The league chase is on with the final battle at hand between Royal and Isipathana. Joes meet Wesley in the other match, which will only be of academic interest. The two teams at the receiving end are victims of their own folly.
The weekend result is reminiscent of how both losing teams played the game and were at the receiving end. I am not talking about the referees – who are often discussed on social media or quoted in the scriptures. Referees are a regular dish for many with a delivery tag from five-star to no-star hotels.
Both Wesley and St Joseph’s harvested what they sowed. Wesley always looked to be a do-good side, being nice to their opponents. They applied the same attitude of being good to your opponent against Royal, by helping a player back on to his feet, or a gentle tap on the head after a tackle, may be a show of sportsmanship.
Why do you tackle? To regain possession and move forward to score. Naturally, the player in possession of the ball must remember what is in store when he sees the opponent next time. For example, he must remember and wonder what he can get in the form of an aggressive tackle. Not a thought of a feeling on the head by a comely lass you saw as you entered the playing enclosure.
On the other hand, Royal showed controlled aggression throughout the season, and in this game. Trinity was another school that showed good rugby aggression but, at times, not controlled. The Bradby will be an exciting encounter.
In the Isipathana vs St Joesph’s match, Joes were seekers of the aggression of the Green Machine. As has been throughout the season, their style of play in meeting an aggressive opponent was to get carried away and be at the receiving end of penalties and yellow cards. The match against Pathana was a case in point as they lost two players early in the game. The clashing of their players and being taken on a stretcher is not the first time this season. It took them almost till the last fifteen minutes to realise that they matched the Green team as they went down with a three-point difference. With the two players taken off the field, the Pathana players laughed, giving a psychological kick to the Joes with a grin that read we have won. If you expected the Green team to be the nice guys, it would not have taken them to camp in the blue territory for a significant portion of time.

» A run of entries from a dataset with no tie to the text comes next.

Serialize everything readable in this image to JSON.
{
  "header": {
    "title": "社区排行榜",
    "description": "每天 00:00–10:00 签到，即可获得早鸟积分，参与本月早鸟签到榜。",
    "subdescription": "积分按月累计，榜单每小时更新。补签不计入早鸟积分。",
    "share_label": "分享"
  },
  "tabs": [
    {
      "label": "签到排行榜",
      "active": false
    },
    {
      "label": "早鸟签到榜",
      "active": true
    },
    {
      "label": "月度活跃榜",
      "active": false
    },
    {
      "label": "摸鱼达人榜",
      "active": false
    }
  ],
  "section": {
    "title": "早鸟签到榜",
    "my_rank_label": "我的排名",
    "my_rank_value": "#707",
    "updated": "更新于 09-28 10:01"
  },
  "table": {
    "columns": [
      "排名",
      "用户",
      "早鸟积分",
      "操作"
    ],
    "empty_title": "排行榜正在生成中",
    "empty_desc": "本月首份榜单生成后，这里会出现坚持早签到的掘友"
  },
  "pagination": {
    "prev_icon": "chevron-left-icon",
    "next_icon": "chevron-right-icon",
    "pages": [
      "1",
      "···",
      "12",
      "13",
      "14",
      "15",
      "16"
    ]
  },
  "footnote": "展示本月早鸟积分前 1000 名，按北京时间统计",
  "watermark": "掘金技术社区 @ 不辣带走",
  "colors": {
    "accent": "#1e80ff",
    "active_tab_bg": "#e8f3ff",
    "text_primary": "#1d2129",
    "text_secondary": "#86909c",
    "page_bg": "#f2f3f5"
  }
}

That is how two teams bowed out of the final round last week. The match between Royal and Pathana will be the one that will decide the league title. If Pathana plays wide and Royal is good, tacklers will keep the Green team in check. Despite Royal having good tacklers, Pathana has the edge over Royal in the back division. Pathana will move the ball all over and sometimes in circles.
On the other hand, if Royal play a tactical game and leave it to the forwards to do battle, they can creep through. The Green team are no novices at the breakdown, so the breakdown will be a decisive factor. With both teams being aggressive on the field, it is nerve-wracking and will see fans calling for blood. However, aggression by both teams will keep the game tidy and exciting. The referee, whoever it be, will have to have nerves of steel and control himself and shut off the shouting of fans who may be right or wrong. What matters is that the referee is confident he is right.
The first two matches of the super round are over. Royal defeated Wesley 21-16, while Isipathana defeated St. Joseph’s 16–13.
BOA Athukorale says: Royal maul, and if Pathana defends this successfully, they will be champs. Otherwise, Royal all the way.
Goal kicking: Take the 3s and build scoreboard pressure.
Physicality v Flair: Royal will bring the muscle and Pathana its flair on the counter. They can score from anywhere.
X-Factor and game breakers: Pathana has a clear advantage here, and it’s a no contest.
The referee: There will be key moments and no cards (hopefully). How the maul ‘uses it’ when stopped will significantly impact the outcome.
This should be a thrilling contest mastered by shrewd tacticians – Dushan Lewke for Royal and Saliya Kumara, who will provide the flair, for Isipathana. With a more significant leadership on the field and the return of the captain, the Green machine will be hard to beat.
Post-match crowd invasion, a rowdy part of the game, has to be stopped or at least curtailed for greater sanity and the spirit of the game.
I witnessed the Zahira vs Prince of Wales match played in Maradana last week. The Zahira ground is an open field with no barriers to stop fans from running to the playing area. However, ten minutes before the end, there were announcements on behalf of the Principal and the Rugby Advisory Committee requesting fans not to enter the playing enclosure. The fans respected the request and the rowdy part became nice.
By Vimal Perera